Your answer should be the lines of the material that include the word "this".
******
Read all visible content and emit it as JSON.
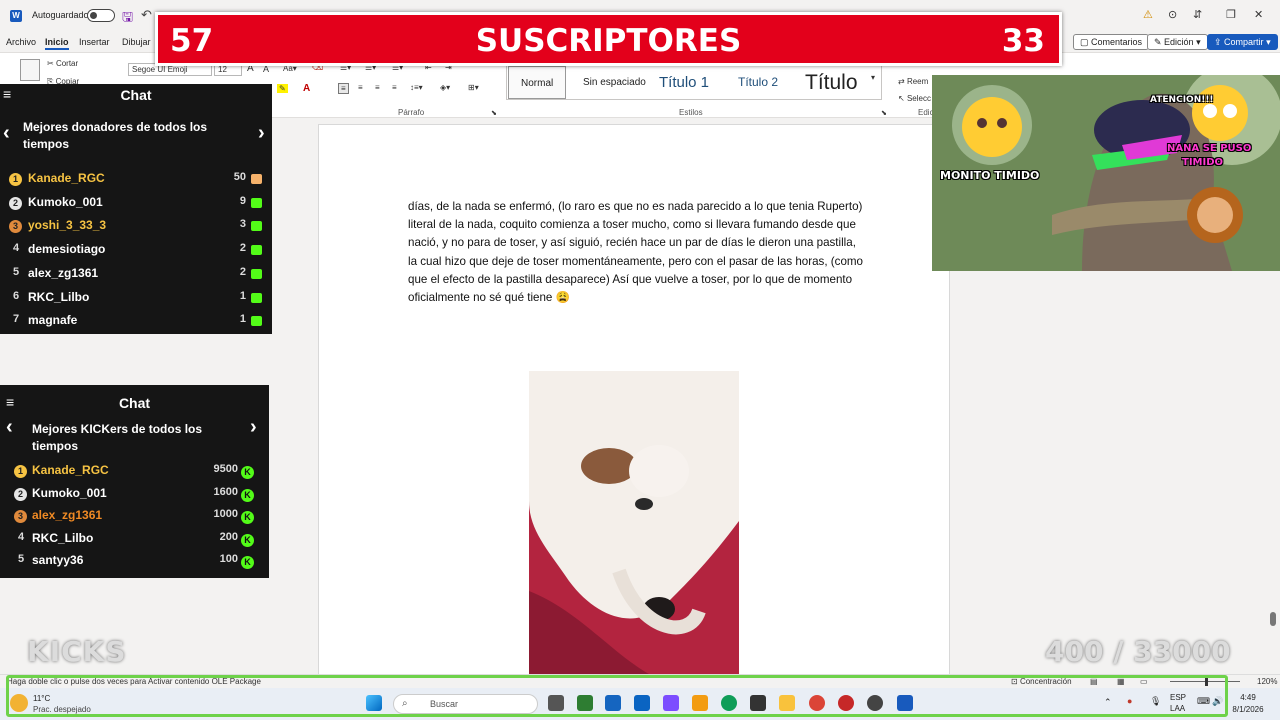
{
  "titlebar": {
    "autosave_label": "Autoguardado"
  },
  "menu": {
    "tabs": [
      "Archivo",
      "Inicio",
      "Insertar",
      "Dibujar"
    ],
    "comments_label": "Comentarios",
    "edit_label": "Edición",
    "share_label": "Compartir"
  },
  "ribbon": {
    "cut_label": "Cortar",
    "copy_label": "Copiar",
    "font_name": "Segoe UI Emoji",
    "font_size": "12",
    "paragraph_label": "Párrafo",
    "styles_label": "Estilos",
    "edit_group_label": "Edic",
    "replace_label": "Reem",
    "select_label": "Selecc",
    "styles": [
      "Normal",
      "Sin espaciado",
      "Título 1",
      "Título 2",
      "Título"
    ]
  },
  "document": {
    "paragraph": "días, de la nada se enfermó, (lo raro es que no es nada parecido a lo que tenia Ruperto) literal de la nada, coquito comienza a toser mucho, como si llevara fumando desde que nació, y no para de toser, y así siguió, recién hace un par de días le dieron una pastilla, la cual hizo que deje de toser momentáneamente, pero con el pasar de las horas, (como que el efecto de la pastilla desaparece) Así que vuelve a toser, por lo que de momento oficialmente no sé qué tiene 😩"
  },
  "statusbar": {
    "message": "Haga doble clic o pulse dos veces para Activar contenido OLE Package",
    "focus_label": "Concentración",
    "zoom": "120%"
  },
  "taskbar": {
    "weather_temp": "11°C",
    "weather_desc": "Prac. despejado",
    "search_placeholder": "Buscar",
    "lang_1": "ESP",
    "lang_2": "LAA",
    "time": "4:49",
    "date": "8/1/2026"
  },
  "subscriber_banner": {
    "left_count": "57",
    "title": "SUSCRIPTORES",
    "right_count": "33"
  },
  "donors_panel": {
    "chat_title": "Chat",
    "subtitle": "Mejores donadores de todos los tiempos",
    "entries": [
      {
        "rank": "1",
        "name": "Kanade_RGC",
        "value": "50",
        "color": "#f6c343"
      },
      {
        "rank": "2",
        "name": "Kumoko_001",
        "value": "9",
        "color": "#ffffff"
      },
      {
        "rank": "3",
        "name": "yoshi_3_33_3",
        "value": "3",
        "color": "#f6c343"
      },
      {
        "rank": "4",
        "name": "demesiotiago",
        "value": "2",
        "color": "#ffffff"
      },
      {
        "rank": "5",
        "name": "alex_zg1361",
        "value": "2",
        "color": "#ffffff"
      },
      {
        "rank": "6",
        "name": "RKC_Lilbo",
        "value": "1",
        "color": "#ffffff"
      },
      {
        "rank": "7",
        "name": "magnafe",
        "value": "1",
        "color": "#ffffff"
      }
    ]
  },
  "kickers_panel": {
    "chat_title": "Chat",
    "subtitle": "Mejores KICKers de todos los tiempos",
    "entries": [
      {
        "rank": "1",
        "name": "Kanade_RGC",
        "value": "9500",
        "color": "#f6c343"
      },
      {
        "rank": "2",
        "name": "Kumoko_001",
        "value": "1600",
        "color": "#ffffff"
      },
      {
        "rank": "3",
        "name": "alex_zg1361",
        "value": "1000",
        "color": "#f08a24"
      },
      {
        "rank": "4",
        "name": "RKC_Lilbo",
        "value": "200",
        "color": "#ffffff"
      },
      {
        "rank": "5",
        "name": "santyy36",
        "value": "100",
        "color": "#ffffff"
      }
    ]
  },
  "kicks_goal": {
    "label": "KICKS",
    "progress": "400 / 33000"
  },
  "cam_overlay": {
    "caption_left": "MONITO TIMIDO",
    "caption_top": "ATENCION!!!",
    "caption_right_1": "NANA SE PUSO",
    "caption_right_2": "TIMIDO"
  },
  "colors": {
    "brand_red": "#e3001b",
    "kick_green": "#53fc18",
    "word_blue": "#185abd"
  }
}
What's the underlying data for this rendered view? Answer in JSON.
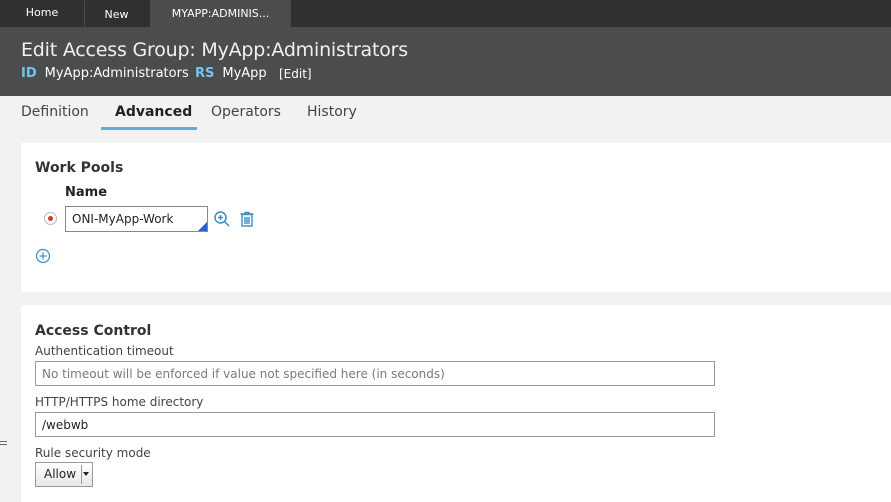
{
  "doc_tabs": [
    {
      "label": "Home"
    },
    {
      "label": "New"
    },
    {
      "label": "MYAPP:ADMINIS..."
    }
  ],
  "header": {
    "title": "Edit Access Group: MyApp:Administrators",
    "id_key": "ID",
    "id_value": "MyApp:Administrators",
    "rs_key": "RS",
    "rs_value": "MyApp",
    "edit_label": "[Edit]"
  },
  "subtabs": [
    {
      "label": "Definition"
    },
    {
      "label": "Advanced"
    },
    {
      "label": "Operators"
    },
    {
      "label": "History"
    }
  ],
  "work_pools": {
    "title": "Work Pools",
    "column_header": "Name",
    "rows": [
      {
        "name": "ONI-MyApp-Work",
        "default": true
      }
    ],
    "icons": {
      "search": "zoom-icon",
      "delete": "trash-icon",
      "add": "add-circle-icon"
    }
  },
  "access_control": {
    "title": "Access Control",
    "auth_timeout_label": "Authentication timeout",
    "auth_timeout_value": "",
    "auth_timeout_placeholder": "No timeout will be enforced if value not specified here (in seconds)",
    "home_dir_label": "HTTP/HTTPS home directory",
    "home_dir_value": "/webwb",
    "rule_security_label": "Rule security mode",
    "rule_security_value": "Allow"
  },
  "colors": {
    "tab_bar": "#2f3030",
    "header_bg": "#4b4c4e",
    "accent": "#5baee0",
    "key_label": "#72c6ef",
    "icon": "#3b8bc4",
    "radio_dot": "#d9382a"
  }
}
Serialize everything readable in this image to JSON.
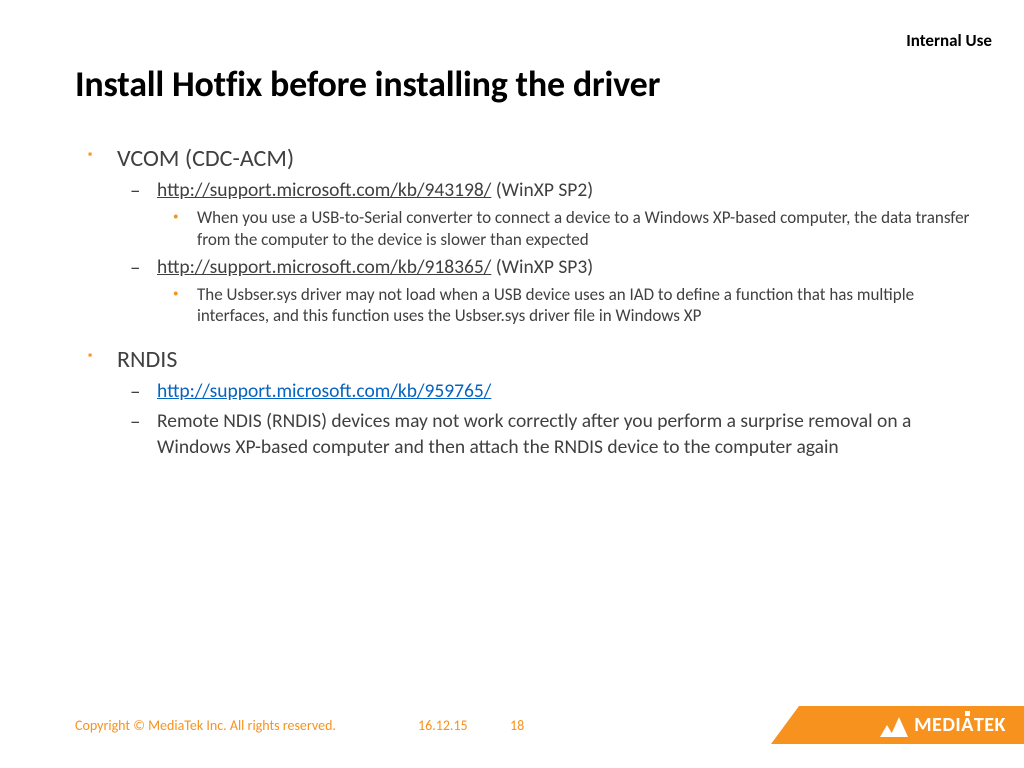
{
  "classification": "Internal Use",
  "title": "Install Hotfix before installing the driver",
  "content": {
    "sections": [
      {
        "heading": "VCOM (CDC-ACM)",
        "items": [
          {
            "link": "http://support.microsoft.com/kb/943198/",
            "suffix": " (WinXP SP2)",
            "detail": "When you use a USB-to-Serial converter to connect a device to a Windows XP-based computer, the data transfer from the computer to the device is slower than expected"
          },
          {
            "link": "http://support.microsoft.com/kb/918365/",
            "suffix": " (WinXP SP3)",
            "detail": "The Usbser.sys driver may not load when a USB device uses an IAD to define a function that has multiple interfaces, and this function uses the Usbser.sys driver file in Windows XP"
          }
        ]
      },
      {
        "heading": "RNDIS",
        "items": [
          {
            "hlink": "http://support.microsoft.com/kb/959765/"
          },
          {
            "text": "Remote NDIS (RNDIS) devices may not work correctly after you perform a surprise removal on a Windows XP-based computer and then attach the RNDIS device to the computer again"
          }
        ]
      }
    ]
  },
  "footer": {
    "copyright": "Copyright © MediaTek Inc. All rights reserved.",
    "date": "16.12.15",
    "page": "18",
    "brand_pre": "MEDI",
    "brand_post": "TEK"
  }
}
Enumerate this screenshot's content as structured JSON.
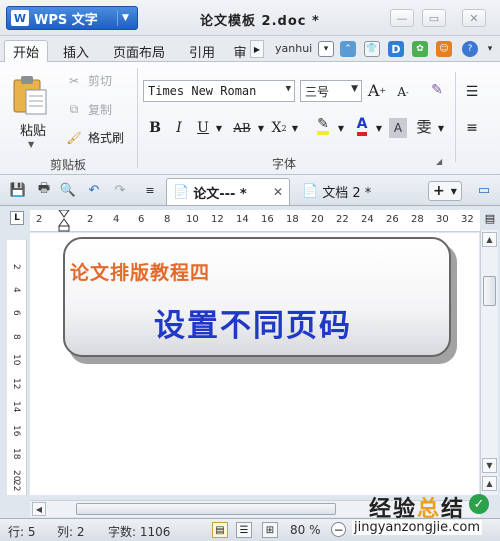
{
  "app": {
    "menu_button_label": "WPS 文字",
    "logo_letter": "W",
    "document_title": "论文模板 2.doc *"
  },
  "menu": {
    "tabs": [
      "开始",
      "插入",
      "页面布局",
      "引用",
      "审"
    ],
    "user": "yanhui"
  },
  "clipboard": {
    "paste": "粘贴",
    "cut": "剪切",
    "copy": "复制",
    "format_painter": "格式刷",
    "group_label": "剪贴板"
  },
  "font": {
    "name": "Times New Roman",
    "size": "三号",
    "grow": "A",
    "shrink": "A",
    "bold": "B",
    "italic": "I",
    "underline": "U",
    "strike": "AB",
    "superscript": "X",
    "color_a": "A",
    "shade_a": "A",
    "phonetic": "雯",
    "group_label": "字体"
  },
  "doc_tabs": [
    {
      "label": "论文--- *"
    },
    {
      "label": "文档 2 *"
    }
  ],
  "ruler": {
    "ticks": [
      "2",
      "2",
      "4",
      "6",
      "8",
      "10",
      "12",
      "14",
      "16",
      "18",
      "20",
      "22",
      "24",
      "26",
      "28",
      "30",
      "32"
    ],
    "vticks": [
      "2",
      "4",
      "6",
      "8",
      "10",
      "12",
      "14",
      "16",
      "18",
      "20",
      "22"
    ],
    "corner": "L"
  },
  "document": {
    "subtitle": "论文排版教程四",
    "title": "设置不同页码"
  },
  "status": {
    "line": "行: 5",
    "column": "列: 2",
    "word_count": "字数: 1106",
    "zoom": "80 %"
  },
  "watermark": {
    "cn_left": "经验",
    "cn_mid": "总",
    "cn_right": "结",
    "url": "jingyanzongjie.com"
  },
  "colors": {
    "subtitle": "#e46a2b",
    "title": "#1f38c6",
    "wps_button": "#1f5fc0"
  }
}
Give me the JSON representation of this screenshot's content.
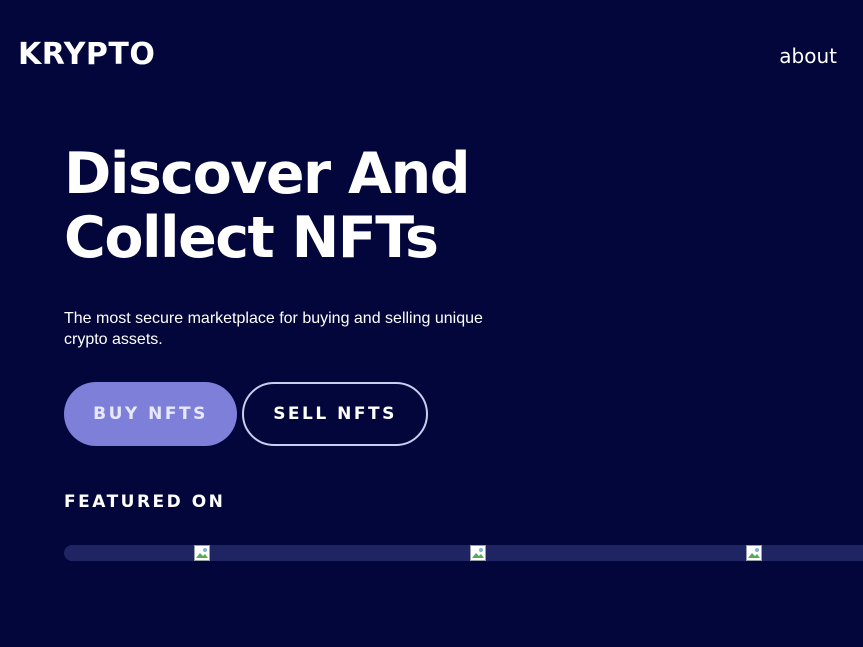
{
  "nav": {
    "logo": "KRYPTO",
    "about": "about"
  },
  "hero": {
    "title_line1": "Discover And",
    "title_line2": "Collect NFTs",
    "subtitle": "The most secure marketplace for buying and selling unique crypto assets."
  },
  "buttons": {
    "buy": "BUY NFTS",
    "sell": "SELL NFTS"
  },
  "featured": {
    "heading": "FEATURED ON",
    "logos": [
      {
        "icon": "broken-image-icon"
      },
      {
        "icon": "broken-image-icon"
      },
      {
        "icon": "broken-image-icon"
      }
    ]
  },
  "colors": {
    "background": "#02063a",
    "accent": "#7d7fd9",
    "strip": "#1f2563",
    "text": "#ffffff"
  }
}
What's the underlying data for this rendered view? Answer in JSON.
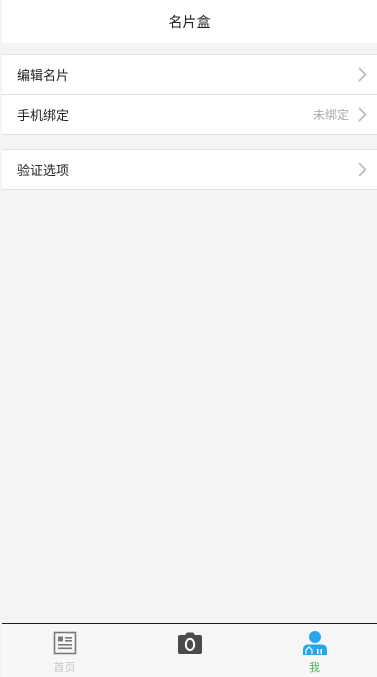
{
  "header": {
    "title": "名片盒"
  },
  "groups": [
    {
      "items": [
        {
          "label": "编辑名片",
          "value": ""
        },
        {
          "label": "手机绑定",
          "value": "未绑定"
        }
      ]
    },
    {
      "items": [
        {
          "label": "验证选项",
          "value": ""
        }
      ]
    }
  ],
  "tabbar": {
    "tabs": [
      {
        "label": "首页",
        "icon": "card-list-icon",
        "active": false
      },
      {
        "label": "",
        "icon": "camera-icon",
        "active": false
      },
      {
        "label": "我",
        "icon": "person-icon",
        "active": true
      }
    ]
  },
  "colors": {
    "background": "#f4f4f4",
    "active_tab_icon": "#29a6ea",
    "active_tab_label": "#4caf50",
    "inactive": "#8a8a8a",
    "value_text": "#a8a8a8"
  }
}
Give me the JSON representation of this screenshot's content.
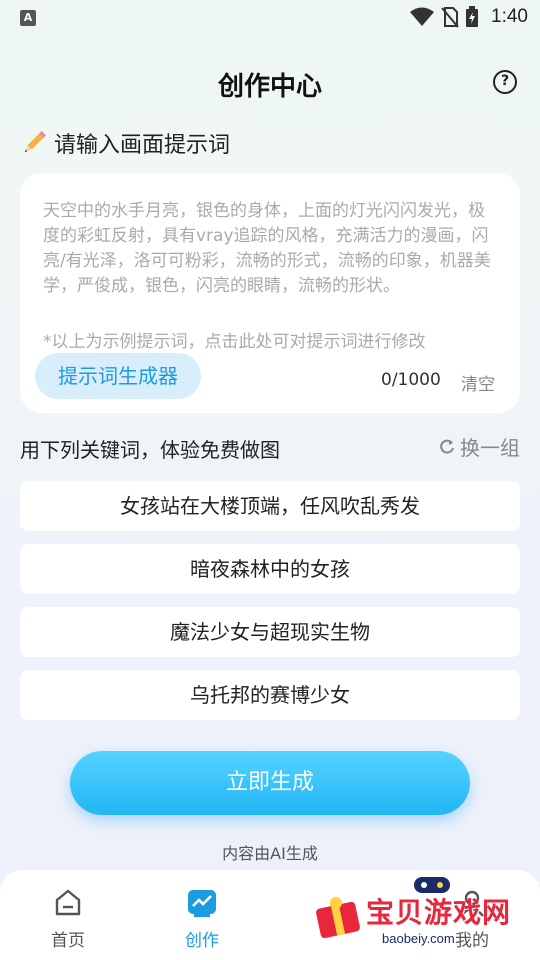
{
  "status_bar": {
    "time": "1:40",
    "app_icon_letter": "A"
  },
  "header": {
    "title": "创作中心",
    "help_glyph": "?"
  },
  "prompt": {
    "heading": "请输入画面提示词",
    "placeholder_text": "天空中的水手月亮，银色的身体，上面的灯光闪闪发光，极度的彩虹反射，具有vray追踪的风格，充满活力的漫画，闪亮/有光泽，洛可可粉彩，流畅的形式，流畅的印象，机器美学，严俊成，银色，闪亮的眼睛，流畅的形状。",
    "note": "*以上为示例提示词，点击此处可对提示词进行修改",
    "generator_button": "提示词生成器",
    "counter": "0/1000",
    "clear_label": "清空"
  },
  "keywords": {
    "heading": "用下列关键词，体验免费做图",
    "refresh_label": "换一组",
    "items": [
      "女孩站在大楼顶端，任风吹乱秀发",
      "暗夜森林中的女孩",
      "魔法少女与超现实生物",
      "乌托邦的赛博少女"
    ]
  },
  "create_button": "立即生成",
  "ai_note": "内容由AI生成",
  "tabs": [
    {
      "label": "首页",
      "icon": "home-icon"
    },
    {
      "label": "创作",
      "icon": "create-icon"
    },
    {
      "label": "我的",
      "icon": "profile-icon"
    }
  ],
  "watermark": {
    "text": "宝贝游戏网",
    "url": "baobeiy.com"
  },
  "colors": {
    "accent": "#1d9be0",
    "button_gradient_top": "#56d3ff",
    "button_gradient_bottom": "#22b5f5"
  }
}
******
**WRITTEN REPLY**
What's the underlying data for this rendered view? Answer in JSON.
Serialize everything readable in this image to JSON.
            "detail": "The Usbser.sys driver may not load when a USB device uses an IAD to define a function that has multiple interfaces, and this function uses the Usbser.sys driver file in Windows XP"
Enumerate this screenshot's content as structured JSON.
Give me the JSON representation of this screenshot's content.
What's the underlying data for this rendered view? Answer in JSON.
Give me the JSON representation of this screenshot's content.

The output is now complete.